My name is Samson and I’m kind of an I teach little people to read I’m kind of a big deal shirt, although I’m the smallest among my brothers and sisters, I have the biggest and best personality. I just love people, I love it when they pick me up and their warm kisses make me go weak at the knees. I have so much to learn but I’ll try my hardest to help you know how grateful I am. It has been the most widely used book on the English-speaking market for over twenty years. And I just about decided, at the time, not to write it at all. I’ll have to talk about that on the blog some time.
I teach little people to read I’m kind of a big deal shirt, hoodie, sweater and v-neck t-shirt
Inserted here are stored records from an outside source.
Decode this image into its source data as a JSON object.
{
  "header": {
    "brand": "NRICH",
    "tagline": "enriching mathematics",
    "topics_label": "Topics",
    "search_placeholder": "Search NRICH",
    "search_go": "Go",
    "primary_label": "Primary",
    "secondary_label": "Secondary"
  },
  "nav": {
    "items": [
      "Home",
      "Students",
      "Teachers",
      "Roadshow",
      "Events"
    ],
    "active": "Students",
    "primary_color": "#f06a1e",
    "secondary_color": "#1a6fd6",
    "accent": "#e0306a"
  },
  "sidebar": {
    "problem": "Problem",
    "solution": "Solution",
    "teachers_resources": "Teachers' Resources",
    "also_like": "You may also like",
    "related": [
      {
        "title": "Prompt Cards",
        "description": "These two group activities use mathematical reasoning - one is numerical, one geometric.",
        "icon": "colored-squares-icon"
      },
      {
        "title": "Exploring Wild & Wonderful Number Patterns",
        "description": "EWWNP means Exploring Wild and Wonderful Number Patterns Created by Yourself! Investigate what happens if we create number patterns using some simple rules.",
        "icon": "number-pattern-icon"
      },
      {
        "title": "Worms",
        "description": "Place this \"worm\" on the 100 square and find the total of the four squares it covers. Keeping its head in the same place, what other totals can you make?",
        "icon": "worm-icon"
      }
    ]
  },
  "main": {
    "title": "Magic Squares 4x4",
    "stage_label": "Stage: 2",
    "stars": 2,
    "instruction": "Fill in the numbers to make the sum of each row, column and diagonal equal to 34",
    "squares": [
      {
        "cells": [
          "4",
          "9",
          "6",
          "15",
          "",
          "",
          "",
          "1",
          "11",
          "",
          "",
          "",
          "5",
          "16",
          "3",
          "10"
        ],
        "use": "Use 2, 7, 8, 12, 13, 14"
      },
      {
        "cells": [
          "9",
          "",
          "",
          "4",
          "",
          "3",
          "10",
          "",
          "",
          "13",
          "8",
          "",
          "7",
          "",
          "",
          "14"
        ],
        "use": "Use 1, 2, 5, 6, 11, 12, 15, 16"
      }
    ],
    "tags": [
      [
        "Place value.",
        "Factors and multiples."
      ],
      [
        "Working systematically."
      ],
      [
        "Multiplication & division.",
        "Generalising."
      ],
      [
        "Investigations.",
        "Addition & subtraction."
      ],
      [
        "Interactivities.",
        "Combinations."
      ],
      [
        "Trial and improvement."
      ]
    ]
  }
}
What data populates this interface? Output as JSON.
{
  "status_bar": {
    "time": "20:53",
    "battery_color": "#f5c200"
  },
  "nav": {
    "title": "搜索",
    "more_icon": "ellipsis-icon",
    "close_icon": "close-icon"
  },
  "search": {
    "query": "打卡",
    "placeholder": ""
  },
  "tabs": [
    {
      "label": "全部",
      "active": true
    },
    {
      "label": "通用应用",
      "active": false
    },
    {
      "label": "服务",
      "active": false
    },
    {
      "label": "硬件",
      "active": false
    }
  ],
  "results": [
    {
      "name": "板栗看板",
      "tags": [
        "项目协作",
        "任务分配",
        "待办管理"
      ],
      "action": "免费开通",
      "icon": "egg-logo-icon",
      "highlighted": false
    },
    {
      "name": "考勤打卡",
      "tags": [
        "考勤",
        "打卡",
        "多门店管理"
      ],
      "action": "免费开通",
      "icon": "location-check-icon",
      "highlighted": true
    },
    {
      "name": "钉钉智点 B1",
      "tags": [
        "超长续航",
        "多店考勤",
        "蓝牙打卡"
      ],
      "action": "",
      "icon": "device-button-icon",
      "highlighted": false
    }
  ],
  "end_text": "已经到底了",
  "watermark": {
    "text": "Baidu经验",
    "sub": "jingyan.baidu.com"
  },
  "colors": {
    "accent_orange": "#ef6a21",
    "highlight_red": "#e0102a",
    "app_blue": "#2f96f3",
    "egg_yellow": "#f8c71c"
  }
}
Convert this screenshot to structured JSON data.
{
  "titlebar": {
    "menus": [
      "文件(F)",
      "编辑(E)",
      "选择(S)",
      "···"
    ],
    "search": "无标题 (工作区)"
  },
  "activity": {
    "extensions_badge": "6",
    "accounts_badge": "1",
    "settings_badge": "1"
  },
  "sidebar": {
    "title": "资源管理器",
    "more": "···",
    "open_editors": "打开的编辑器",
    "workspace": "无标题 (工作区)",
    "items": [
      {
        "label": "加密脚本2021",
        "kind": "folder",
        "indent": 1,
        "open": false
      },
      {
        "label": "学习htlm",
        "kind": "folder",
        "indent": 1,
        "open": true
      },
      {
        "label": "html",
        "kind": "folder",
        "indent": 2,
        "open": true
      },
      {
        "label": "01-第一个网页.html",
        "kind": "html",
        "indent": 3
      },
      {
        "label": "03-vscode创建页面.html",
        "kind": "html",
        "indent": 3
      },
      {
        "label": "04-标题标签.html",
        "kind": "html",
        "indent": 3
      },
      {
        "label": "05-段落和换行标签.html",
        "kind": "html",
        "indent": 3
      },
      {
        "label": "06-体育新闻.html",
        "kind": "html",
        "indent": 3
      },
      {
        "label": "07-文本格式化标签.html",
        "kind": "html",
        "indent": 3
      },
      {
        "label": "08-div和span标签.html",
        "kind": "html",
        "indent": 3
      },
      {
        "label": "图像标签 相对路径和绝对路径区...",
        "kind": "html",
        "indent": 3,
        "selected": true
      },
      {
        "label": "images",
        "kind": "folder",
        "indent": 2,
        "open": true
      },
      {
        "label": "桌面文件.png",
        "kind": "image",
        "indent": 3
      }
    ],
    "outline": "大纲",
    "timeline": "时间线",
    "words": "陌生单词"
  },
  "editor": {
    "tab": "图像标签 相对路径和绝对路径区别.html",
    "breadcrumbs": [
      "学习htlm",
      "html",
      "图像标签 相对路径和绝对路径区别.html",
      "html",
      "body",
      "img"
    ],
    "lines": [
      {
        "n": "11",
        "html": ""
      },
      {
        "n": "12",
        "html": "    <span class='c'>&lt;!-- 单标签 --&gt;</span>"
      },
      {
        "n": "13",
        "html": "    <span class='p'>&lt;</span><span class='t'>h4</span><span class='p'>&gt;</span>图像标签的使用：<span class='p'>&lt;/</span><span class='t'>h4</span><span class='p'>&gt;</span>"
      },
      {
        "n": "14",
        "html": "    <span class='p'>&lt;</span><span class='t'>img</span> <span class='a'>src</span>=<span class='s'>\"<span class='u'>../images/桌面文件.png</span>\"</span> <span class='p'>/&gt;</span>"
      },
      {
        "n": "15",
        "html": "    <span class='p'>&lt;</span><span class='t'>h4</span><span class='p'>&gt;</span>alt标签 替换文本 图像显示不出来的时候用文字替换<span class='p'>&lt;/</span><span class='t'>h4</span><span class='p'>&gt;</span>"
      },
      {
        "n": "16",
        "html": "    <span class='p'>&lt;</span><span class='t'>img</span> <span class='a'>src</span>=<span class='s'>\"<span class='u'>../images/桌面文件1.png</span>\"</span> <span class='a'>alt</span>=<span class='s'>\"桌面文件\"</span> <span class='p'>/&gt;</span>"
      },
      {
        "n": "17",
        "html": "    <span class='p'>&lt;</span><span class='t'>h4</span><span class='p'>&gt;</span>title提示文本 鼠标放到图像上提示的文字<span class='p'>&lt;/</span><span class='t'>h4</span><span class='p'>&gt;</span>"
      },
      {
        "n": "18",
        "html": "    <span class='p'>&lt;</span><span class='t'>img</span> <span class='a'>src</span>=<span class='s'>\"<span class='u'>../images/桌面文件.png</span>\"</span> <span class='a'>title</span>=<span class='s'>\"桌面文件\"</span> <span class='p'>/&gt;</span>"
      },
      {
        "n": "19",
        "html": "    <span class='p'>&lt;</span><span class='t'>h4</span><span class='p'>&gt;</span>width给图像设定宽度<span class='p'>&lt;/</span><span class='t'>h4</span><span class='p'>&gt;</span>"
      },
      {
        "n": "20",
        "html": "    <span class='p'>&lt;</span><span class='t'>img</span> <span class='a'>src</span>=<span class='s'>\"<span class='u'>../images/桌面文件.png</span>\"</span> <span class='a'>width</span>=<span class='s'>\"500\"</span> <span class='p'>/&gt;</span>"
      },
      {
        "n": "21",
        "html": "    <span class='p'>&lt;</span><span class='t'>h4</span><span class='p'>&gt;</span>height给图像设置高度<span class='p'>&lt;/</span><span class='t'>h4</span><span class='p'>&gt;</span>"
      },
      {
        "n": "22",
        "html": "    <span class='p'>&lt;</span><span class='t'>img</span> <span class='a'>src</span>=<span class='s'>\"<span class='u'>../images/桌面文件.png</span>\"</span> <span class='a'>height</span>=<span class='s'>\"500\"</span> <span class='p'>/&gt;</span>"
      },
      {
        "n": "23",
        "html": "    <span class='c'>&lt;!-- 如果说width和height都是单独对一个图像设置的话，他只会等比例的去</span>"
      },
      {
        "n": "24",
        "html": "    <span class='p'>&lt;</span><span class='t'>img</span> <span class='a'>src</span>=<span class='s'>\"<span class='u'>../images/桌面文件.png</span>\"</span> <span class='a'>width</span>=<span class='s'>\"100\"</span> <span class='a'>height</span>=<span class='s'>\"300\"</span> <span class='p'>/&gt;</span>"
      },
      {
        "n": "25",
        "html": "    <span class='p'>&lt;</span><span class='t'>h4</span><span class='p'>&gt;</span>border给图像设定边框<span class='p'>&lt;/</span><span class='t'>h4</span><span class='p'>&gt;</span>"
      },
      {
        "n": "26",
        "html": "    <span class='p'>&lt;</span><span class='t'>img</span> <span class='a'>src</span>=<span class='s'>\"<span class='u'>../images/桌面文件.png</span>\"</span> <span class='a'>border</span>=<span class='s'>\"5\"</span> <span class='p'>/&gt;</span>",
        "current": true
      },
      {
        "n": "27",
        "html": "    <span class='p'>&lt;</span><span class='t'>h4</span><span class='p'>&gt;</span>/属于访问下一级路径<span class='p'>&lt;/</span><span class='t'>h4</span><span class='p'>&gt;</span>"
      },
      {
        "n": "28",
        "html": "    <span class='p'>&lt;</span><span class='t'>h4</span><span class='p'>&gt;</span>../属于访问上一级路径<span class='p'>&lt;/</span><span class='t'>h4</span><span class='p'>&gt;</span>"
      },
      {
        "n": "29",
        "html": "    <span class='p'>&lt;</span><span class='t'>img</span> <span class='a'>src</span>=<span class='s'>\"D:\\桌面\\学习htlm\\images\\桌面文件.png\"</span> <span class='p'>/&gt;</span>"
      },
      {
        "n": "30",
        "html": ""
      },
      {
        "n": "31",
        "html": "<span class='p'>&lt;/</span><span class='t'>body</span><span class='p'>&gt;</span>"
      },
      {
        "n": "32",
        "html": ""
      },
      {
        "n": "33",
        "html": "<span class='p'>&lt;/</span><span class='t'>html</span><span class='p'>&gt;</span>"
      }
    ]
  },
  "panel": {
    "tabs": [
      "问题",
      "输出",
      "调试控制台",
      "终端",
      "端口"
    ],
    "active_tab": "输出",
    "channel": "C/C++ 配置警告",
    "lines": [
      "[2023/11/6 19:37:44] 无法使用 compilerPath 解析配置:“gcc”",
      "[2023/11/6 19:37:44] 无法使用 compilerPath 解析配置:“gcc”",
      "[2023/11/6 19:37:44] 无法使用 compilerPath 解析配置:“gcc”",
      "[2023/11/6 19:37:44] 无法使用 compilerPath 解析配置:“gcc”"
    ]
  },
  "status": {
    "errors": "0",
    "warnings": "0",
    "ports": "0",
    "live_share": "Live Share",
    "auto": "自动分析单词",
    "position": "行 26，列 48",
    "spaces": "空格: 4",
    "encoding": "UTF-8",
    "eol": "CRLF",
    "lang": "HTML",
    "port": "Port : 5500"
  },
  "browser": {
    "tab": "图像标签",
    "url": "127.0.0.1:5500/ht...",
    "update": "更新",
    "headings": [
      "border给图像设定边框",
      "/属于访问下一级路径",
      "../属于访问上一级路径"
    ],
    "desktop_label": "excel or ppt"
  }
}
Best I teach little people to read I’m kind of a big deal shirt
I’m already 3 months old and I’m really, nearly ready to I teach little people to read I’m kind of a big deal shirt, who has room for me at their house? The lovely people here say I’m only going to grow to the medium size (if that) I’m a little disappointed because I was hoping I’d be huge. Never mind, you can’t have everything. If you don’t have room at your house, maybe one of your friends will? If you share with me, it will help to get me noticed. Thank you for reading all about me, I look forward to meeting my forever family soon. Ah, this is a difficult question to answer. The books you write are kind of like your children: you love each and every one of them with every ounce of your being! And you’re not supposed to have favorites.
Before I do, I need to be clear that I’m talking now only about my trade books for a general audience. I write two other kinds of books: highly academic books for fellow scholars and college-level textbooks for nineteen and twenty-year-olds. Of these other kinds of books, I would say that my very best for academics is my book Forgery and Counterforgery: The Use of Literary Deceit in the Early Christian Tradition. I’ve very proud of that one. It is a rather massive discussion of the literary pseudepigraphy in early Christianity, this widespread practice of writing books claiming to be someone famous (usually an apostle), knowing you were someone else, in order to deceive your readers and get a wider audience for your book.